** Opening DATASET ENTRIES block **

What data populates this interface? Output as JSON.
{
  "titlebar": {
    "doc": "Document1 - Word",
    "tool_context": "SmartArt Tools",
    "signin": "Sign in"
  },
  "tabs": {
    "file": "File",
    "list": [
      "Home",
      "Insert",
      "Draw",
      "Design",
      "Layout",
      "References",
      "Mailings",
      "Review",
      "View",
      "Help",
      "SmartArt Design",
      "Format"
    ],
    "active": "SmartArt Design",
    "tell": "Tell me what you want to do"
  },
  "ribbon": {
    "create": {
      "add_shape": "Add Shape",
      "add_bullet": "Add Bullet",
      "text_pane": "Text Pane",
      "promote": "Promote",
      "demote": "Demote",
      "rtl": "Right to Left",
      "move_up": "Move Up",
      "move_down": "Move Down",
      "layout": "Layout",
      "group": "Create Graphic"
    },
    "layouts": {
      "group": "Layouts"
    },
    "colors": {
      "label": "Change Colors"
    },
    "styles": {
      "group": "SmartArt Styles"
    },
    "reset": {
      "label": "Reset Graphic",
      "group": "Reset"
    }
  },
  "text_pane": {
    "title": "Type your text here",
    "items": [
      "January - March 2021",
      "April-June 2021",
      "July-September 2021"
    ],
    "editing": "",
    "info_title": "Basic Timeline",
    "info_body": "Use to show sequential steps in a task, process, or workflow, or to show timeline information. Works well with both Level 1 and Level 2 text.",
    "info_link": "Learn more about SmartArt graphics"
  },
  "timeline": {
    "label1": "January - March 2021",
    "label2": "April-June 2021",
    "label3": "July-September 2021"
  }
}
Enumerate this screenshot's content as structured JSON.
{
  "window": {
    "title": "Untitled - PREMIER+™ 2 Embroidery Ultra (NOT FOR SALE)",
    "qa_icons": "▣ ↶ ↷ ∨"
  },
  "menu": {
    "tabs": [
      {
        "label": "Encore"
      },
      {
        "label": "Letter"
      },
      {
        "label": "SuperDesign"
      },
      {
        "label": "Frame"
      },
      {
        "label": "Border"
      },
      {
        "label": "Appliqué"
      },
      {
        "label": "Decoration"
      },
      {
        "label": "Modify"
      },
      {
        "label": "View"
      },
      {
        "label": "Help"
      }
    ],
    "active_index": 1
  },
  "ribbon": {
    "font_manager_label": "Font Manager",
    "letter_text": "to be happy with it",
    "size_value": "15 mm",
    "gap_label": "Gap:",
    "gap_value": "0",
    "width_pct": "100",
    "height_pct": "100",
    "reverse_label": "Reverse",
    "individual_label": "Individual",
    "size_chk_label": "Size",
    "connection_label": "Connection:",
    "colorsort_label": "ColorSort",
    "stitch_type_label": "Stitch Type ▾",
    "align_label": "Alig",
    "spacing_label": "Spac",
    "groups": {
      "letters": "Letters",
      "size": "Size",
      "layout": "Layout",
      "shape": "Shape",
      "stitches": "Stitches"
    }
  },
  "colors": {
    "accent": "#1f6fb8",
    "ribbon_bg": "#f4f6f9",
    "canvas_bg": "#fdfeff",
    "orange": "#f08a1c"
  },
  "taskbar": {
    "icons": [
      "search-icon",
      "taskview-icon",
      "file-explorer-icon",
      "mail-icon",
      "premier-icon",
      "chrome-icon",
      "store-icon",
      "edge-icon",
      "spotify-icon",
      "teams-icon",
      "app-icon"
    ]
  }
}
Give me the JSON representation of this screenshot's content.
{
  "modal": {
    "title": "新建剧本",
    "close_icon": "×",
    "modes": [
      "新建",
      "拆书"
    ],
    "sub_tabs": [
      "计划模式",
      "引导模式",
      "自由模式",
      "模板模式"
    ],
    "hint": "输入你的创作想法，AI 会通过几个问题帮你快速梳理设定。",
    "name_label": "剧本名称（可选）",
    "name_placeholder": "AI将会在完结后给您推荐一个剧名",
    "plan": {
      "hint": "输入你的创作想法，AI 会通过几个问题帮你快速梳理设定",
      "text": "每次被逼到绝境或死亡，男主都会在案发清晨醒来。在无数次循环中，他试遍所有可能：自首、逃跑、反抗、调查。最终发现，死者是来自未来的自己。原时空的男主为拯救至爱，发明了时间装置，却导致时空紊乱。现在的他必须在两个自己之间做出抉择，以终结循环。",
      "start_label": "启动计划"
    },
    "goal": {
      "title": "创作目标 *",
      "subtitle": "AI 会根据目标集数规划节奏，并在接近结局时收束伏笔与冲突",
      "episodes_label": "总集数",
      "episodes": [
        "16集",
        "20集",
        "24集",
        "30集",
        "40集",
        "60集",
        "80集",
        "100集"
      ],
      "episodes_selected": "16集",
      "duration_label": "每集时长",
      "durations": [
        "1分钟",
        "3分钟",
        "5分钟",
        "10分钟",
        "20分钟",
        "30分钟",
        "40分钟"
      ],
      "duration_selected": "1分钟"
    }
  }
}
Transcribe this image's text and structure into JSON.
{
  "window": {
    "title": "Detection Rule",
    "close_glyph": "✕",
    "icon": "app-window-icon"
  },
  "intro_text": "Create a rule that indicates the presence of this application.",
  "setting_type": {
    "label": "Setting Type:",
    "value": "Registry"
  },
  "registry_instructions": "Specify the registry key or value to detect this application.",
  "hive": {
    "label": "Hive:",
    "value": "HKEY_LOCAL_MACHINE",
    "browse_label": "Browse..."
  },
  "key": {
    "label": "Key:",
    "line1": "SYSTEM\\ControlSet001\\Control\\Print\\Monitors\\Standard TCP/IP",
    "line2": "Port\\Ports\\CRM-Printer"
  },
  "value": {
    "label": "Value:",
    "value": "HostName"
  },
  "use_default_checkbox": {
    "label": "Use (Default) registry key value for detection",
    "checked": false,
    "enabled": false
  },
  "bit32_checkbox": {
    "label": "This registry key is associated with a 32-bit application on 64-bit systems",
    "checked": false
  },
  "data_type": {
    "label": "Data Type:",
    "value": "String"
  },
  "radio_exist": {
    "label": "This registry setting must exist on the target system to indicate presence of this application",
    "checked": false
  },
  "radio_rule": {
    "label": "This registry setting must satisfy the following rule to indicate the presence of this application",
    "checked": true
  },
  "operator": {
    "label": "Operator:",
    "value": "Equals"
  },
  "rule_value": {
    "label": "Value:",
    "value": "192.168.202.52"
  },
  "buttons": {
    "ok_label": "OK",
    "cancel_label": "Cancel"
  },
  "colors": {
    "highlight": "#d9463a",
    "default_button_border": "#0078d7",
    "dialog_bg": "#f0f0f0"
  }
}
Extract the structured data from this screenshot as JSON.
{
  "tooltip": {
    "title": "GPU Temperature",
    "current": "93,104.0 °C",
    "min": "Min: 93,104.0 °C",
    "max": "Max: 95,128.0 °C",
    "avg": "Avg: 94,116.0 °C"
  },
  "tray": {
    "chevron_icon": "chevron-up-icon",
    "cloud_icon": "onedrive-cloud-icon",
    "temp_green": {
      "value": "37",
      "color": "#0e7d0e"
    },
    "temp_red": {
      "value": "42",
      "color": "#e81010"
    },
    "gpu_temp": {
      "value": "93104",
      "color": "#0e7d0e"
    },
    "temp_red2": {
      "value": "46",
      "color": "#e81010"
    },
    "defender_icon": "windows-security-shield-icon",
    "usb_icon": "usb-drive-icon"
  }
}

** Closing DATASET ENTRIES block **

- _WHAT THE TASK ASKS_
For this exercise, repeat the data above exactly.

- _RESPONSE BOX_
What data populates this interface? Output as JSON.
{
  "titlebar": {
    "doc": "Document1 - Word",
    "tool_context": "SmartArt Tools",
    "signin": "Sign in"
  },
  "tabs": {
    "file": "File",
    "list": [
      "Home",
      "Insert",
      "Draw",
      "Design",
      "Layout",
      "References",
      "Mailings",
      "Review",
      "View",
      "Help",
      "SmartArt Design",
      "Format"
    ],
    "active": "SmartArt Design",
    "tell": "Tell me what you want to do"
  },
  "ribbon": {
    "create": {
      "add_shape": "Add Shape",
      "add_bullet": "Add Bullet",
      "text_pane": "Text Pane",
      "promote": "Promote",
      "demote": "Demote",
      "rtl": "Right to Left",
      "move_up": "Move Up",
      "move_down": "Move Down",
      "layout": "Layout",
      "group": "Create Graphic"
    },
    "layouts": {
      "group": "Layouts"
    },
    "colors": {
      "label": "Change Colors"
    },
    "styles": {
      "group": "SmartArt Styles"
    },
    "reset": {
      "label": "Reset Graphic",
      "group": "Reset"
    }
  },
  "text_pane": {
    "title": "Type your text here",
    "items": [
      "January - March 2021",
      "April-June 2021",
      "July-September 2021"
    ],
    "editing": "",
    "info_title": "Basic Timeline",
    "info_body": "Use to show sequential steps in a task, process, or workflow, or to show timeline information. Works well with both Level 1 and Level 2 text.",
    "info_link": "Learn more about SmartArt graphics"
  },
  "timeline": {
    "label1": "January - March 2021",
    "label2": "April-June 2021",
    "label3": "July-September 2021"
  }
}
Enumerate this screenshot's content as structured JSON.
{
  "window": {
    "title": "Untitled - PREMIER+™ 2 Embroidery Ultra (NOT FOR SALE)",
    "qa_icons": "▣ ↶ ↷ ∨"
  },
  "menu": {
    "tabs": [
      {
        "label": "Encore"
      },
      {
        "label": "Letter"
      },
      {
        "label": "SuperDesign"
      },
      {
        "label": "Frame"
      },
      {
        "label": "Border"
      },
      {
        "label": "Appliqué"
      },
      {
        "label": "Decoration"
      },
      {
        "label": "Modify"
      },
      {
        "label": "View"
      },
      {
        "label": "Help"
      }
    ],
    "active_index": 1
  },
  "ribbon": {
    "font_manager_label": "Font Manager",
    "letter_text": "to be happy with it",
    "size_value": "15 mm",
    "gap_label": "Gap:",
    "gap_value": "0",
    "width_pct": "100",
    "height_pct": "100",
    "reverse_label": "Reverse",
    "individual_label": "Individual",
    "size_chk_label": "Size",
    "connection_label": "Connection:",
    "colorsort_label": "ColorSort",
    "stitch_type_label": "Stitch Type ▾",
    "align_label": "Alig",
    "spacing_label": "Spac",
    "groups": {
      "letters": "Letters",
      "size": "Size",
      "layout": "Layout",
      "shape": "Shape",
      "stitches": "Stitches"
    }
  },
  "colors": {
    "accent": "#1f6fb8",
    "ribbon_bg": "#f4f6f9",
    "canvas_bg": "#fdfeff",
    "orange": "#f08a1c"
  },
  "taskbar": {
    "icons": [
      "search-icon",
      "taskview-icon",
      "file-explorer-icon",
      "mail-icon",
      "premier-icon",
      "chrome-icon",
      "store-icon",
      "edge-icon",
      "spotify-icon",
      "teams-icon",
      "app-icon"
    ]
  }
}
Give me the JSON representation of this screenshot's content.
{
  "modal": {
    "title": "新建剧本",
    "close_icon": "×",
    "modes": [
      "新建",
      "拆书"
    ],
    "sub_tabs": [
      "计划模式",
      "引导模式",
      "自由模式",
      "模板模式"
    ],
    "hint": "输入你的创作想法，AI 会通过几个问题帮你快速梳理设定。",
    "name_label": "剧本名称（可选）",
    "name_placeholder": "AI将会在完结后给您推荐一个剧名",
    "plan": {
      "hint": "输入你的创作想法，AI 会通过几个问题帮你快速梳理设定",
      "text": "每次被逼到绝境或死亡，男主都会在案发清晨醒来。在无数次循环中，他试遍所有可能：自首、逃跑、反抗、调查。最终发现，死者是来自未来的自己。原时空的男主为拯救至爱，发明了时间装置，却导致时空紊乱。现在的他必须在两个自己之间做出抉择，以终结循环。",
      "start_label": "启动计划"
    },
    "goal": {
      "title": "创作目标 *",
      "subtitle": "AI 会根据目标集数规划节奏，并在接近结局时收束伏笔与冲突",
      "episodes_label": "总集数",
      "episodes": [
        "16集",
        "20集",
        "24集",
        "30集",
        "40集",
        "60集",
        "80集",
        "100集"
      ],
      "episodes_selected": "16集",
      "duration_label": "每集时长",
      "durations": [
        "1分钟",
        "3分钟",
        "5分钟",
        "10分钟",
        "20分钟",
        "30分钟",
        "40分钟"
      ],
      "duration_selected": "1分钟"
    }
  }
}
Transcribe this image's text and structure into JSON.
{
  "window": {
    "title": "Detection Rule",
    "close_glyph": "✕",
    "icon": "app-window-icon"
  },
  "intro_text": "Create a rule that indicates the presence of this application.",
  "setting_type": {
    "label": "Setting Type:",
    "value": "Registry"
  },
  "registry_instructions": "Specify the registry key or value to detect this application.",
  "hive": {
    "label": "Hive:",
    "value": "HKEY_LOCAL_MACHINE",
    "browse_label": "Browse..."
  },
  "key": {
    "label": "Key:",
    "line1": "SYSTEM\\ControlSet001\\Control\\Print\\Monitors\\Standard TCP/IP",
    "line2": "Port\\Ports\\CRM-Printer"
  },
  "value": {
    "label": "Value:",
    "value": "HostName"
  },
  "use_default_checkbox": {
    "label": "Use (Default) registry key value for detection",
    "checked": false,
    "enabled": false
  },
  "bit32_checkbox": {
    "label": "This registry key is associated with a 32-bit application on 64-bit systems",
    "checked": false
  },
  "data_type": {
    "label": "Data Type:",
    "value": "String"
  },
  "radio_exist": {
    "label": "This registry setting must exist on the target system to indicate presence of this application",
    "checked": false
  },
  "radio_rule": {
    "label": "This registry setting must satisfy the following rule to indicate the presence of this application",
    "checked": true
  },
  "operator": {
    "label": "Operator:",
    "value": "Equals"
  },
  "rule_value": {
    "label": "Value:",
    "value": "192.168.202.52"
  },
  "buttons": {
    "ok_label": "OK",
    "cancel_label": "Cancel"
  },
  "colors": {
    "highlight": "#d9463a",
    "default_button_border": "#0078d7",
    "dialog_bg": "#f0f0f0"
  }
}
Extract the structured data from this screenshot as JSON.
{
  "tooltip": {
    "title": "GPU Temperature",
    "current": "93,104.0 °C",
    "min": "Min: 93,104.0 °C",
    "max": "Max: 95,128.0 °C",
    "avg": "Avg: 94,116.0 °C"
  },
  "tray": {
    "chevron_icon": "chevron-up-icon",
    "cloud_icon": "onedrive-cloud-icon",
    "temp_green": {
      "value": "37",
      "color": "#0e7d0e"
    },
    "temp_red": {
      "value": "42",
      "color": "#e81010"
    },
    "gpu_temp": {
      "value": "93104",
      "color": "#0e7d0e"
    },
    "temp_red2": {
      "value": "46",
      "color": "#e81010"
    },
    "defender_icon": "windows-security-shield-icon",
    "usb_icon": "usb-drive-icon"
  }
}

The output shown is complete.